GREEN JR. ON THE CUSP OF 300 CAREER 3-POINT FIELD GOALS MADE
Darin Green Jr., Florida State’s second-year guard, enters the 2023-24 season with 299 career 3-point field goals made. Just one more 3-point field goal will bring him to the 300 made mark for his career. Green Jr. has showcased his prowess, making 90 or more 3-point field goals in a single season and maintaining a .374 shooting percentage from the 3-point line. Over the last two seasons, he has averaged 89 made 3-point field goals.
• Darin Green Jr. (fifth year) finished as one of three players in the ACC with 90 or more 3-point field goals made and averaged 34.1 minutes played per game.
• Over the summer Baba Miller was invited to his home country Spain in July to train with Spain’s National team as it prepared for the FIBA World Cup championships.
• Cam’Ron Fletcher (10.8 ppg and 7.5 rpg) was well on his way to an All-ACC type season before injuring his knee during the December 3 game at Virginia and missed the remainder of the season. He is looking ahead to a promising 2023-2024 season.
• Coach Hamilton commented on Darian Green’s leadership among the team stating “he is giving us more leadership, and he is challenging himself to play hard on every possession. That type of effort and enthusiasm is contagious.”
• Newcomer for Florida State Josh Nickelberry (97 career games played) is a graduate student playing 2 seasons at Louisville (2019-20, 2020-21) and averaged double-figure scoring in the last 2 seasons (10.9 ppg) at La Salle.

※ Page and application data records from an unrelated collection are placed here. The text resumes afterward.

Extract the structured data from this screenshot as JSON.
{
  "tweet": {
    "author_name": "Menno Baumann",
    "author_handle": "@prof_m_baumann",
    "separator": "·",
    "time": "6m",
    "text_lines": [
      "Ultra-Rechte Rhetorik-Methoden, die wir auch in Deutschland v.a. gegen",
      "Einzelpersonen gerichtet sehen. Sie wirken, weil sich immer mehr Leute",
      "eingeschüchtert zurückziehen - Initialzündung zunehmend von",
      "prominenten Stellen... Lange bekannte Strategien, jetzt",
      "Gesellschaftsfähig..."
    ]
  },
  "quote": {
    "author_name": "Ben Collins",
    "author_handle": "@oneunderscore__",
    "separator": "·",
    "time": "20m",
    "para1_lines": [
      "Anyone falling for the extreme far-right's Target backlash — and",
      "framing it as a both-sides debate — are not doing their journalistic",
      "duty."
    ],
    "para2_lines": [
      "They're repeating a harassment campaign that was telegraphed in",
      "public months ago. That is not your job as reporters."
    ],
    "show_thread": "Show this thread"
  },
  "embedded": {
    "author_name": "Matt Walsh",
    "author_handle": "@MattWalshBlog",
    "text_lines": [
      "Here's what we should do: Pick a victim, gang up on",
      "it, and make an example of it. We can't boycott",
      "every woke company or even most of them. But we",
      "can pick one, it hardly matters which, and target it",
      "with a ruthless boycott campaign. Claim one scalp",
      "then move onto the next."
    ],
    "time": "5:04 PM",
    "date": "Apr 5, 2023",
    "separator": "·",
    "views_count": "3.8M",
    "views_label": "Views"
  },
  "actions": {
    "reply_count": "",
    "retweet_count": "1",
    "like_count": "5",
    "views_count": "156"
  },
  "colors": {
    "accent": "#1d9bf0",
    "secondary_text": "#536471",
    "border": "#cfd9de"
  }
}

• Jalen Warley is ranked in the ACC’s top 10 for career steals having 78 in total and averaging 1.2 per-game career steals.
Game notes, via Kennesaw State Sports Info
• It was a successful debut for the Antonie Pettway era at Kennesaw State, as under their first-year head coach, the Owls showed they are ready to play at last year’s championship level as they raced out to a 20-4 lead less than six minutes into the opener on the way to a 47-point win over Oakland on Tuesday night.
• For the first time in school history, the Owls enter the season with a target on their backs, coming off the first-ever winning season in the school’s Division I history. KSU finished off 2022-23 with a 26-9 overall mark, shattering the previous record for most wins in a season by 12 (14). The Owls also won the first-ever Atlantic Sun Conference regular season and tournament titles in school history, while reaching the NCAA Tournament for the first time at the Division I level as well.
• Pettway took over as the Owls coach in April of this year, and is in his first year as a head coach after spending the past 15 years on the Alabama coaching staff. He quickly got the Owls ready for a title defense after bringing in a four-member freshmen class that ranked in the top 65 in the nation and easily was the top in the ASUN. Highlighting the class was four-star recruit RJ Johnson.
• In addition, Pettway brought in four Division I transfers in Rongie Gordon (UAB), Jamel King (West Virginia), Delaney Heard (Alabama) and Jusaun Holt (Georgia).
• KSU is looking for its first win over a Power 5 team in 13 years, and its second-ever when it takes on the Seminoles on Friday night. Though the Owls are 1-10 all-time against the ACC, they posted a school record 10 road victories a season ago, and held leads late in the second half at both Indiana and VCU. The Owls’ last Power 5 win was 80-63 at home over Georgia Tech on Nov. 15, 2010.